Now, cards on the table, one thing I am not is a twenty-something coder who has just done a 12 week bootcamp, absolutely not the target market. I found the presentations didn’t focus on what I’d expect them to. Lots of people talking about their work history (don’t care, don’t care), only 2 women, and some weird priorities about what needs to be told.
One of the presenters said that their culture was 1. Have Fun 2. Build Cool Stuff. Well, yeah, no-one wants to work in a salt mine, but that seems a bit, lightweight? Talking to our Maker’s graduate, she said this is all pretty typical. What she’d wanted to see was things like
- hey we built this really cool thing
- let’s show you this really cool thing
- our pensions scheme is aces
- we’re super flexible on working hours
- we share the same values
I’m particularly interested in values, which I feel can be something very different from culture. You can have a startup culture that focuses on booze and fun and making cool stuff. At the same time you can also have values of honesty, transparency, ethical design and business, and so forth. Arguably the values are also your culture, but if you don’t put that front and centre and focus on something like Champagne Thursdays, welp
As someone who’s collaborating on a culture workshop for later this month, I’m really interested in culture vs values. In my head they’ve always been the same thing, the common goal that drives a team to work together really well. But they have to be inclusive and they can and should be challenged on a regular basis.
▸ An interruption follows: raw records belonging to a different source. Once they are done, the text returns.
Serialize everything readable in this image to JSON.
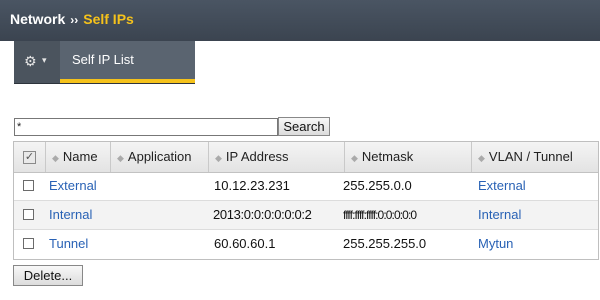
{
  "header": {
    "section": "Network",
    "separator": "››",
    "current_page": "Self IPs"
  },
  "tabs": {
    "gear_icon": "gear-icon",
    "gear_caret": "▾",
    "items": [
      {
        "label": "Self IP List",
        "active": true
      }
    ]
  },
  "search": {
    "value": "*",
    "button_label": "Search"
  },
  "table": {
    "select_all_mark": "✓",
    "sort_icon": "◆",
    "columns": [
      "Name",
      "Application",
      "IP Address",
      "Netmask",
      "VLAN / Tunnel"
    ],
    "rows": [
      {
        "name": "External",
        "application": "",
        "ip_address": "10.12.23.231",
        "netmask": "255.255.0.0",
        "vlan": "External"
      },
      {
        "name": "Internal",
        "application": "",
        "ip_address": "2013:0:0:0:0:0:0:2",
        "netmask": "ffff:ffff:ffff:0:0:0:0:0",
        "vlan": "Internal"
      },
      {
        "name": "Tunnel",
        "application": "",
        "ip_address": "60.60.60.1",
        "netmask": "255.255.255.0",
        "vlan": "Mytun"
      }
    ]
  },
  "actions": {
    "delete_label": "Delete..."
  },
  "colors": {
    "header_bg": "#3f4854",
    "accent": "#f5c21b",
    "link": "#2962b5"
  }
}
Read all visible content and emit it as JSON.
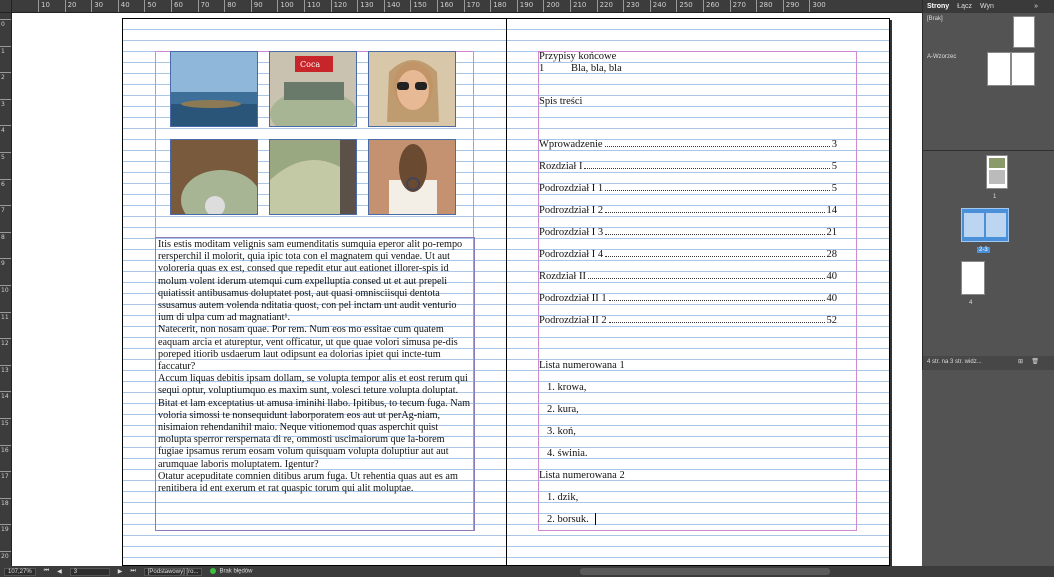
{
  "ruler": {
    "h_labels": [
      "10",
      "20",
      "30",
      "40",
      "50",
      "60",
      "70",
      "80",
      "90",
      "100",
      "110",
      "120",
      "130",
      "140",
      "150",
      "160",
      "170",
      "180",
      "190",
      "200",
      "210",
      "220",
      "230",
      "240",
      "250",
      "260",
      "270",
      "280",
      "290",
      "300"
    ],
    "v_labels": [
      "0",
      "1",
      "2",
      "3",
      "4",
      "5",
      "6",
      "7",
      "8",
      "9",
      "10",
      "11",
      "12",
      "13",
      "14",
      "15",
      "16",
      "17",
      "18",
      "19",
      "20"
    ]
  },
  "left_page": {
    "paragraphs": [
      "Itis estis moditam velignis sam eumenditatis sumquia eperor alit po-rempo rersperchil il molorit, quia ipic tota con el magnatem qui vendae. Ut aut voloreria quas ex est, consed que repedit etur aut eationet illorer-spis id molum volent iderum utemqui cum expelluptia consed ut et aut prepeli quiatissit antibusamus doluptatet post, aut quasi omnisciisqui dentota ssusamus autem volenda nditatia quost, con pel inctam unt audit venturio ium di ulpa cum ad magnatiant¹.",
      "Natecerit, non nosam quae. Por rem. Num eos mo essitae cum quatem eaquam arcia et atureptur, vent officatur, ut que quae volori simusa pe-dis poreped itiorib usdaerum laut odipsunt ea dolorias ipiet qui incte-tum faccatur?",
      "Accum liquas debitis ipsam dollam, se volupta tempor alis et eost rerum qui sequi optur, voluptiumquo es maxim sunt, volesci teture volupta doluptat.",
      "Bitat et lam exceptatius ut amusa iminihi llabo. Ipitibus, to tecum fuga. Nam voloria simossi te nonsequidunt laborporatem eos aut ut perAg-niam, nisimaion rehendanihil maio. Neque vitionemod quas asperchit quist molupta sperror rerspernata di re, ommosti uscimaiorum que la-borem fugiae ipsamus rerum eosam volum quisquam volupta doluptiur aut aut arumquae laboris moluptatem. Igentur?",
      "Otatur acepuditate comnien ditibus arum fuga. Ut rehentia quas aut es am renitibera id ent exerum et rat quaspic torum qui alit moluptae."
    ]
  },
  "right_page": {
    "endnotes_heading": "Przypisy końcowe",
    "endnote_num": "1",
    "endnote_text": "Bla, bla, bla",
    "toc_heading": "Spis treści",
    "toc": [
      {
        "label": "Wprowadzenie",
        "page": "3"
      },
      {
        "label": "Rozdział I",
        "page": "5"
      },
      {
        "label": "Podrozdział I 1",
        "page": "5"
      },
      {
        "label": "Podrozdział I 2",
        "page": "14"
      },
      {
        "label": "Podrozdział I 3",
        "page": "21"
      },
      {
        "label": "Podrozdział I 4",
        "page": "28"
      },
      {
        "label": "Rozdział II",
        "page": "40"
      },
      {
        "label": "Podrozdział II 1",
        "page": "40"
      },
      {
        "label": "Podrozdział II 2",
        "page": "52"
      }
    ],
    "list1_heading": "Lista numerowana 1",
    "list1": [
      "1.  krowa,",
      "2.  kura,",
      "3.  koń,",
      "4.  świnia."
    ],
    "list2_heading": "Lista numerowana 2",
    "list2": [
      "1.  dzik,",
      "2.  borsuk."
    ]
  },
  "panel": {
    "tabs": [
      "Strony",
      "Łącz",
      "Wyn"
    ],
    "more": "»",
    "masters": [
      "[Brak]",
      "A-Wzorzec"
    ],
    "page_labels": [
      "1",
      "2-3",
      "4"
    ],
    "footer": "4 str. na 3 str. widz..."
  },
  "status": {
    "zoom": "107,27%",
    "page": "3",
    "style": "[Podstawowy] [ro...",
    "preflight": "Brak błędów"
  },
  "colors": {
    "accent": "#4a90d9",
    "margin": "#d08ad0",
    "baseline": "#a9c6e6",
    "preflight_ok": "#3fbf3f"
  }
}
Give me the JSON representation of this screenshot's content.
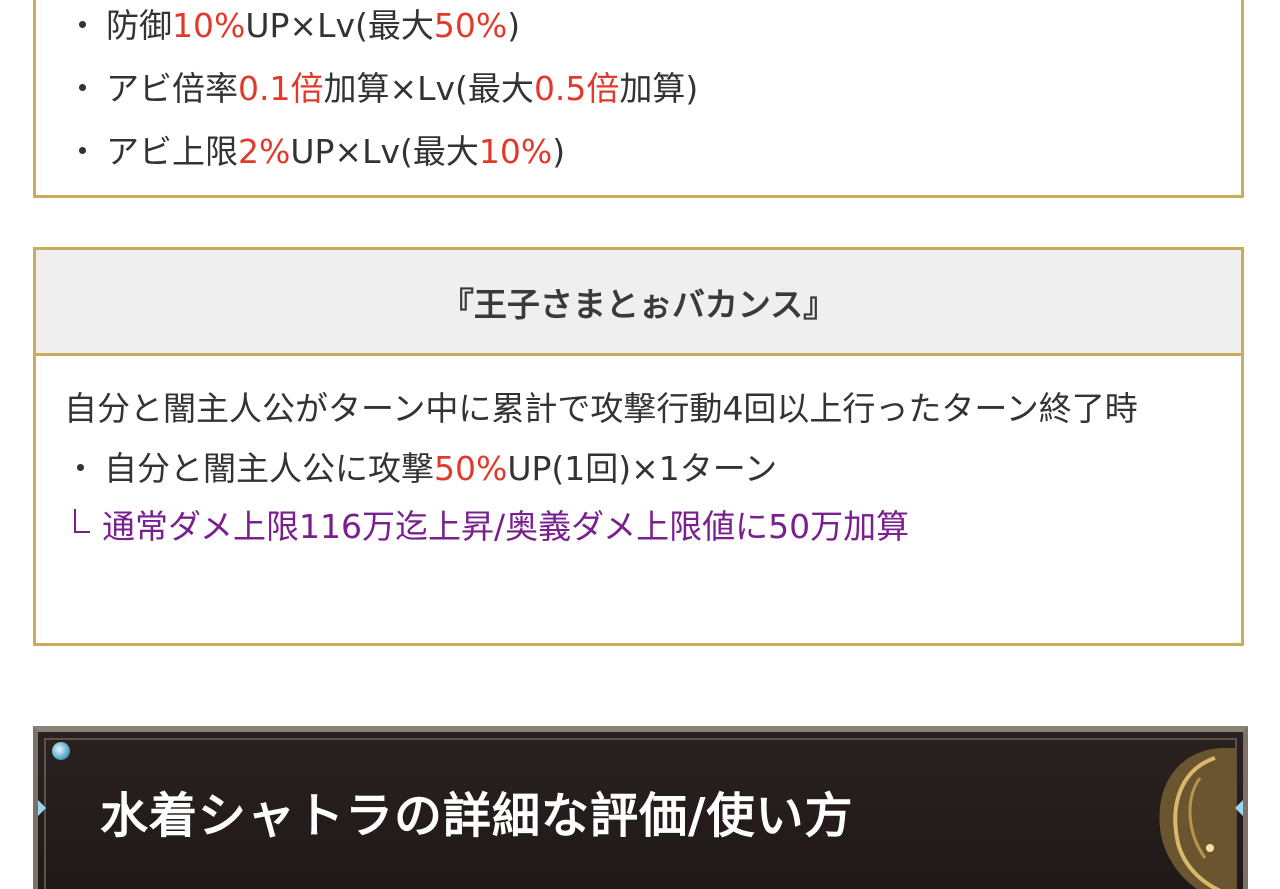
{
  "top_box": {
    "line1": {
      "bullet": "・",
      "a": "防御",
      "b": "10%",
      "c": "UP×Lv(最大",
      "d": "50%",
      "e": ")"
    },
    "line2": {
      "bullet": "・",
      "a": "アビ倍率",
      "b": "0.1倍",
      "c": "加算×Lv(最大",
      "d": "0.5倍",
      "e": "加算)"
    },
    "line3": {
      "bullet": "・",
      "a": "アビ上限",
      "b": "2%",
      "c": "UP×Lv(最大",
      "d": "10%",
      "e": ")"
    }
  },
  "skill": {
    "title": "『王子さまとぉバカンス』",
    "desc": "自分と闇主人公がターン中に累計で攻撃行動4回以上行ったターン終了時",
    "effect": {
      "bullet": "・",
      "a": "自分と闇主人公に攻撃",
      "b": "50%",
      "c": "UP(1回)×1ターン"
    },
    "note": "通常ダメ上限116万迄上昇/奥義ダメ上限値に50万加算"
  },
  "banner": {
    "title": "水着シャトラの詳細な評価/使い方"
  },
  "colors": {
    "accent_red": "#e23a2a",
    "note_purple": "#7a1f8f",
    "border_gold": "#c9ad5c"
  }
}
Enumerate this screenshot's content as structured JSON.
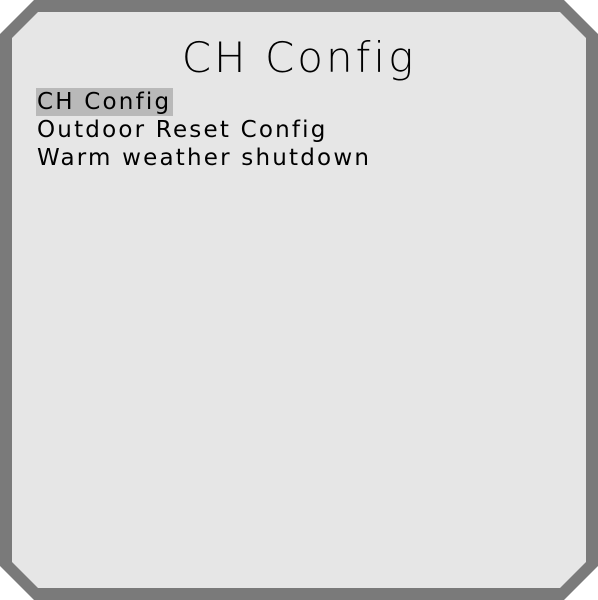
{
  "screen": {
    "title": "CH Config"
  },
  "menu": {
    "items": [
      {
        "label": "CH Config",
        "selected": true
      },
      {
        "label": "Outdoor Reset Config",
        "selected": false
      },
      {
        "label": "Warm weather shutdown",
        "selected": false
      }
    ]
  },
  "colors": {
    "bezel": "#7a7a7a",
    "screen_background": "#e6e6e6",
    "selection_highlight": "#b9b9b9",
    "text": "#000000"
  }
}
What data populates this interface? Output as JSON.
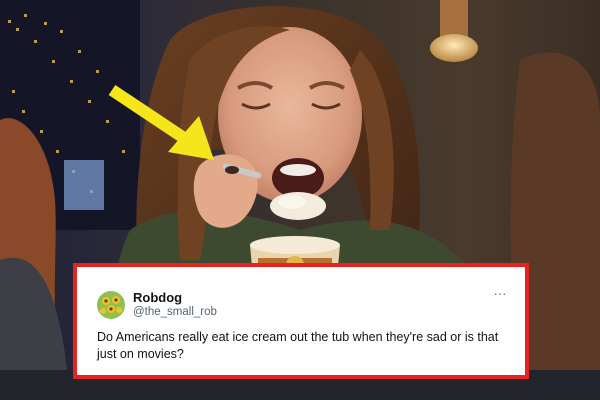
{
  "tweet": {
    "display_name": "Robdog",
    "handle": "@the_small_rob",
    "text": "Do Americans really eat ice cream out the tub when they're sad or is that just on movies?",
    "more_label": "···",
    "avatar_icon": "sunflower-avatar"
  },
  "colors": {
    "highlight_border": "#e8221f",
    "arrow": "#f5e61c",
    "name_text": "#0f1419",
    "handle_text": "#536471"
  }
}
I stopped using the phrase “cultural fit’ in interviews some years ago, because it can be used to “other” certain applicants who don’t fit a specific mould. Value fit though, that seems to pinpoint things in a better way to my mind. I’d be interested to hear what other people think on this one.
And that’s it from me, a late post, because I’d been too much in my own head last week. But delivering late is better than not delivering at all???
Blinks this week: